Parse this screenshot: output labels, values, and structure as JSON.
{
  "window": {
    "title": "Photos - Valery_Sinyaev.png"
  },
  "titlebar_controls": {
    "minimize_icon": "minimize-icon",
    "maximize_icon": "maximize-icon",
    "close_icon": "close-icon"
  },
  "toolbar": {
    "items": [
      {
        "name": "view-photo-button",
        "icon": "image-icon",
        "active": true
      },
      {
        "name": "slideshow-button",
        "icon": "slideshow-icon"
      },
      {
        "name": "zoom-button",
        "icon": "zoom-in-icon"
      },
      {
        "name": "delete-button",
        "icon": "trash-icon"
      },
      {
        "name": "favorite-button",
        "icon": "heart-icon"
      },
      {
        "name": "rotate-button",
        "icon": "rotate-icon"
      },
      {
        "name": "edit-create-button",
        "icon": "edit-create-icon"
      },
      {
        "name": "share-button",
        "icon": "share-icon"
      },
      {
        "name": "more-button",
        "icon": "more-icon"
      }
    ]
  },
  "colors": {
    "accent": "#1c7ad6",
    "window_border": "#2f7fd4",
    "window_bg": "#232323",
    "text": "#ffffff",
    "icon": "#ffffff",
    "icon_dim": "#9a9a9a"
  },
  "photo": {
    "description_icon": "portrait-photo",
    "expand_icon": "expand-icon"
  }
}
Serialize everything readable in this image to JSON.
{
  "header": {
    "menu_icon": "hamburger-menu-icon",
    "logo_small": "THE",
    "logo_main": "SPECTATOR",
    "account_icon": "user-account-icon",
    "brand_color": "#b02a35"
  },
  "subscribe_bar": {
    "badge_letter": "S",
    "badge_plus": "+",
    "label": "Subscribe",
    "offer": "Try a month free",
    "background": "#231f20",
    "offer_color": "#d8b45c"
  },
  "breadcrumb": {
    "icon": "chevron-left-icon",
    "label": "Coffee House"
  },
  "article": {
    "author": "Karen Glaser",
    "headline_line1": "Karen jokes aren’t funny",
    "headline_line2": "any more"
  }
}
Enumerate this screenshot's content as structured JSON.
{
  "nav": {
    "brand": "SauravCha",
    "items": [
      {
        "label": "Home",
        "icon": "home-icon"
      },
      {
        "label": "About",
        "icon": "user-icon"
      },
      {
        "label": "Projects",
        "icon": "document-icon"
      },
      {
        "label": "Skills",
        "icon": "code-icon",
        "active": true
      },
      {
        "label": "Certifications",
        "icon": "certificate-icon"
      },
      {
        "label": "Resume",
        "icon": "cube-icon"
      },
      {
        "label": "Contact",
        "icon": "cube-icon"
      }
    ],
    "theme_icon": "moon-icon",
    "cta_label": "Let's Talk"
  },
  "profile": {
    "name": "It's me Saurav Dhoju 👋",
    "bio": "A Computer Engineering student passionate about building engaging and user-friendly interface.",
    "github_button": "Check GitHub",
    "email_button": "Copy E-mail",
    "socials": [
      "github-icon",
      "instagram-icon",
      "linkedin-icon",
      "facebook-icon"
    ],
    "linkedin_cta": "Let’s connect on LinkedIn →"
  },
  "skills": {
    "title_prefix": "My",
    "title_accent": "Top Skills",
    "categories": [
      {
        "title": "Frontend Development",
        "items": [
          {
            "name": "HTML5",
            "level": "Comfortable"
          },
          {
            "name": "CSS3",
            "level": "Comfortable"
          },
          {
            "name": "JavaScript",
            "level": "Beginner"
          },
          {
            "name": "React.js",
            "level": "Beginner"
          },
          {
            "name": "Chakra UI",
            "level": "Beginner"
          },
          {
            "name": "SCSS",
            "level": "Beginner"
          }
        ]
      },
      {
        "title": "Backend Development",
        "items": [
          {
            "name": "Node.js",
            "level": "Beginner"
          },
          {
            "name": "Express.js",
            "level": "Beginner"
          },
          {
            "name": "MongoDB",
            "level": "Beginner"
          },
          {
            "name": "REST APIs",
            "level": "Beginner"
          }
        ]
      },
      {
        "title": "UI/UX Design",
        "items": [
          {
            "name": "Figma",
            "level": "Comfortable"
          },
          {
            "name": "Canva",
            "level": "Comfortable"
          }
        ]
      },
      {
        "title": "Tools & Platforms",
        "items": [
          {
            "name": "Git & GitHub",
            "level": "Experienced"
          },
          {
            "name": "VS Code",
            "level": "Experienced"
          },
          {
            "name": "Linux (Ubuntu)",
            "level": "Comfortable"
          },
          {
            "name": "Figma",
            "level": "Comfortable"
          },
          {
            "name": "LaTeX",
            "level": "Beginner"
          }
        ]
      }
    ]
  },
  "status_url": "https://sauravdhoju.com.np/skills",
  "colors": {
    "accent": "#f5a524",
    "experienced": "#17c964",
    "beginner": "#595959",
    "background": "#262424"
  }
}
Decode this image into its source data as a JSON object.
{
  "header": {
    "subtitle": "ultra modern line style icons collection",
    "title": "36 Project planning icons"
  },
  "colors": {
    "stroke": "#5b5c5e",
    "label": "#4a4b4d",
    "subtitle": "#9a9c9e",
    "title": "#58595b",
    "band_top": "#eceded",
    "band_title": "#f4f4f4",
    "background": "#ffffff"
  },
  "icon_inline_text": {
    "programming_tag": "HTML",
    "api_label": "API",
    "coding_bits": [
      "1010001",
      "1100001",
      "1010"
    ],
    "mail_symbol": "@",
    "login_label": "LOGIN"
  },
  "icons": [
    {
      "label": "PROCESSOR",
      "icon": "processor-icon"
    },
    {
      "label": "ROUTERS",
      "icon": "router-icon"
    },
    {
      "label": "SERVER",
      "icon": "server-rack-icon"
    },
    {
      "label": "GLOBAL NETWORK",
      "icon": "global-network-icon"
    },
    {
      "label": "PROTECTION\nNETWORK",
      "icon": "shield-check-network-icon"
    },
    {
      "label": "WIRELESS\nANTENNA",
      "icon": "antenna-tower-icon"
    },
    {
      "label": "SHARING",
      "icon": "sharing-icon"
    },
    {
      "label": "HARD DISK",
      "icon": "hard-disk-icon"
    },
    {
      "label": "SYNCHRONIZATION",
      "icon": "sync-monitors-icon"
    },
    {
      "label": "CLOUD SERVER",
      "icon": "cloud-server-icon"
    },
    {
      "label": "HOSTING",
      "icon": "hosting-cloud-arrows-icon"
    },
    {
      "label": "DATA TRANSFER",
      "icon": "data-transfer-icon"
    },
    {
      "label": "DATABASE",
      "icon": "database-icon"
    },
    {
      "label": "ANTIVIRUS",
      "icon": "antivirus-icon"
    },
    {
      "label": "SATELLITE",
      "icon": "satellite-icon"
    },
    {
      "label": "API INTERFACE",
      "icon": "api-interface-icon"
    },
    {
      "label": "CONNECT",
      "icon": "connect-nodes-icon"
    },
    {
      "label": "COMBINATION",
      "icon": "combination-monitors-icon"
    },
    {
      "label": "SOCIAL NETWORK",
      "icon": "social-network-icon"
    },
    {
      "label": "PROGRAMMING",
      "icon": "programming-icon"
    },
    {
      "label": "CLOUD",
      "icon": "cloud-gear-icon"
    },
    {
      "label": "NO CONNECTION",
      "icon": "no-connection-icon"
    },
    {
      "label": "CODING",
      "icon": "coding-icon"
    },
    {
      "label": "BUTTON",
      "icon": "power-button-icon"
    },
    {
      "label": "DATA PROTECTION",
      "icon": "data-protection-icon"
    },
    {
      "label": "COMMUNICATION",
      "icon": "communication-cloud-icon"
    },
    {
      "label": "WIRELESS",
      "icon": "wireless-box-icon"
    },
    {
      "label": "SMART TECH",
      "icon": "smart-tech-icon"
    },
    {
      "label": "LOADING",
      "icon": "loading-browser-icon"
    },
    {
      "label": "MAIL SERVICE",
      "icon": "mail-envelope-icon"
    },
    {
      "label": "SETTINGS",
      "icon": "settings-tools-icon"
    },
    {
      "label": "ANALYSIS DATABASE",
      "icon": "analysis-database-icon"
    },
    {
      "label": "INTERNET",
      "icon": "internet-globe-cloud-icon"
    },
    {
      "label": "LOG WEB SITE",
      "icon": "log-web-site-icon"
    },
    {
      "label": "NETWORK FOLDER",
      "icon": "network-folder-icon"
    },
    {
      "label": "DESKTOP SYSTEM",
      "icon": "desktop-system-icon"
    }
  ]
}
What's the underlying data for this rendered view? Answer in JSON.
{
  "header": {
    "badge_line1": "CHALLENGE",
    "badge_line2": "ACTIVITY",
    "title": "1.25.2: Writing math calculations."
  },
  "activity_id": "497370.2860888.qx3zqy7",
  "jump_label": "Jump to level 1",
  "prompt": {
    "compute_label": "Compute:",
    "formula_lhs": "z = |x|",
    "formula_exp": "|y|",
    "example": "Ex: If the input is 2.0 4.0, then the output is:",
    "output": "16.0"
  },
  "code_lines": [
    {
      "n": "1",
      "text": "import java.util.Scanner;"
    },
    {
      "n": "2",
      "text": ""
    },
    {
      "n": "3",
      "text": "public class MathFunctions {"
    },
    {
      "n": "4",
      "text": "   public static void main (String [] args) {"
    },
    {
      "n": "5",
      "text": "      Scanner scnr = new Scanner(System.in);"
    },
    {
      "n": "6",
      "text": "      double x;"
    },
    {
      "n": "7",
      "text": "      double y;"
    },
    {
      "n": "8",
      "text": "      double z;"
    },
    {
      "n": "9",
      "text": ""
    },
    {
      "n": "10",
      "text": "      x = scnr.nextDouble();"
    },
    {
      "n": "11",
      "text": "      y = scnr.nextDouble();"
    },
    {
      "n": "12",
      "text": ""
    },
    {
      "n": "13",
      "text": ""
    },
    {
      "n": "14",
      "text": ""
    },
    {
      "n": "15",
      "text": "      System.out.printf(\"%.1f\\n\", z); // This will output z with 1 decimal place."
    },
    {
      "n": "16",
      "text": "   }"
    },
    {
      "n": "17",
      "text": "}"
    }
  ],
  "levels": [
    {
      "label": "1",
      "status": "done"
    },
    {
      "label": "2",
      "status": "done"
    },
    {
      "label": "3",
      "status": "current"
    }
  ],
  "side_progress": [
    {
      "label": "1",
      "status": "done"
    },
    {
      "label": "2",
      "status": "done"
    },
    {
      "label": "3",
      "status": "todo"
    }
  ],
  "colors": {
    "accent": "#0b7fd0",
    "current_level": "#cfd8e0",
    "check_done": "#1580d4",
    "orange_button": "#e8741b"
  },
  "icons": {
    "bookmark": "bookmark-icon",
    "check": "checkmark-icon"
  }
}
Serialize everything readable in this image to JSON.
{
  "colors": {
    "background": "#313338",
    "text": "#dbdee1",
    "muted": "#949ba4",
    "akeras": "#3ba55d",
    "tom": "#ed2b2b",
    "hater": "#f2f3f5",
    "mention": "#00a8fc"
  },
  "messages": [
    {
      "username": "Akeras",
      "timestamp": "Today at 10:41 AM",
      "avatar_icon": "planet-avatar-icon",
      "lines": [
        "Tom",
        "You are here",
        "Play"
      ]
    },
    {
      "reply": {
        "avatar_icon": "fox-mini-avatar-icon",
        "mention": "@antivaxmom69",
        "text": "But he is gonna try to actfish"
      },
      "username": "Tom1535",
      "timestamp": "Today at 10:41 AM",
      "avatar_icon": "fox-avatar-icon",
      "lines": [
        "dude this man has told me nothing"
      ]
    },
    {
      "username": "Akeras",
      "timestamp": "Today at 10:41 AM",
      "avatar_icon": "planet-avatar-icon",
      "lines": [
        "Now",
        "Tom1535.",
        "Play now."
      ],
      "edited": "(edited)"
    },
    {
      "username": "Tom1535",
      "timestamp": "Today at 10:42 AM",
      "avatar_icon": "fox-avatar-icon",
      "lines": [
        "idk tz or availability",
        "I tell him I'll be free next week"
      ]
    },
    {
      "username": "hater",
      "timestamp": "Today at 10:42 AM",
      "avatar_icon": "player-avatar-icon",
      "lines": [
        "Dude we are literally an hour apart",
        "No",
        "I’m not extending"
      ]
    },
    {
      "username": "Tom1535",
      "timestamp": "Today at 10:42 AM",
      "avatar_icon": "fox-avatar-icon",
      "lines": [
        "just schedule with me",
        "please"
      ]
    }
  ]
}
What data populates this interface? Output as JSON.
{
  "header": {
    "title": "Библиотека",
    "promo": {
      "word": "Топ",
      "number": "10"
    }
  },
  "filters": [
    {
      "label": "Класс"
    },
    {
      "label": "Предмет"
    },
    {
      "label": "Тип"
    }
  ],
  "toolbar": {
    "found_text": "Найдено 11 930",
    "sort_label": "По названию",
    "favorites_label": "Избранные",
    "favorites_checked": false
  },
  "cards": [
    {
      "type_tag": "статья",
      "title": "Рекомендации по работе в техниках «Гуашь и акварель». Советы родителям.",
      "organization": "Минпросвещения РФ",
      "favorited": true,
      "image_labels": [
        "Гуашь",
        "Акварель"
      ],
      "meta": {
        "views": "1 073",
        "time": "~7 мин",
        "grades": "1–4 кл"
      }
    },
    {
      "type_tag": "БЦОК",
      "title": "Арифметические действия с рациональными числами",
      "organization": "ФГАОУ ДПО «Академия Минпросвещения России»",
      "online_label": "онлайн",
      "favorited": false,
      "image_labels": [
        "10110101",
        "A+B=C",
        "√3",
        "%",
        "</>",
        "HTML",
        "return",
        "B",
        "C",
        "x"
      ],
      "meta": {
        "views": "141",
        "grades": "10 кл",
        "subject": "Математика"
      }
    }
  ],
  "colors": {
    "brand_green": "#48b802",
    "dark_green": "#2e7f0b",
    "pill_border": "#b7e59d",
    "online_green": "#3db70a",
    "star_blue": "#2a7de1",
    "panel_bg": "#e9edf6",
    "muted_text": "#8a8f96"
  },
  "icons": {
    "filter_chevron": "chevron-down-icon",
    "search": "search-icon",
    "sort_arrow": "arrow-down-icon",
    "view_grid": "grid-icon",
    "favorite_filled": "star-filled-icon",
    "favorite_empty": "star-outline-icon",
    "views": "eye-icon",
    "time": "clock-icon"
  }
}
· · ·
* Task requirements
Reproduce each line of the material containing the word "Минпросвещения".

* Response area
      "organization": "Минпросвещения РФ",
      "organization": "ФГАОУ ДПО «Академия Минпросвещения России»",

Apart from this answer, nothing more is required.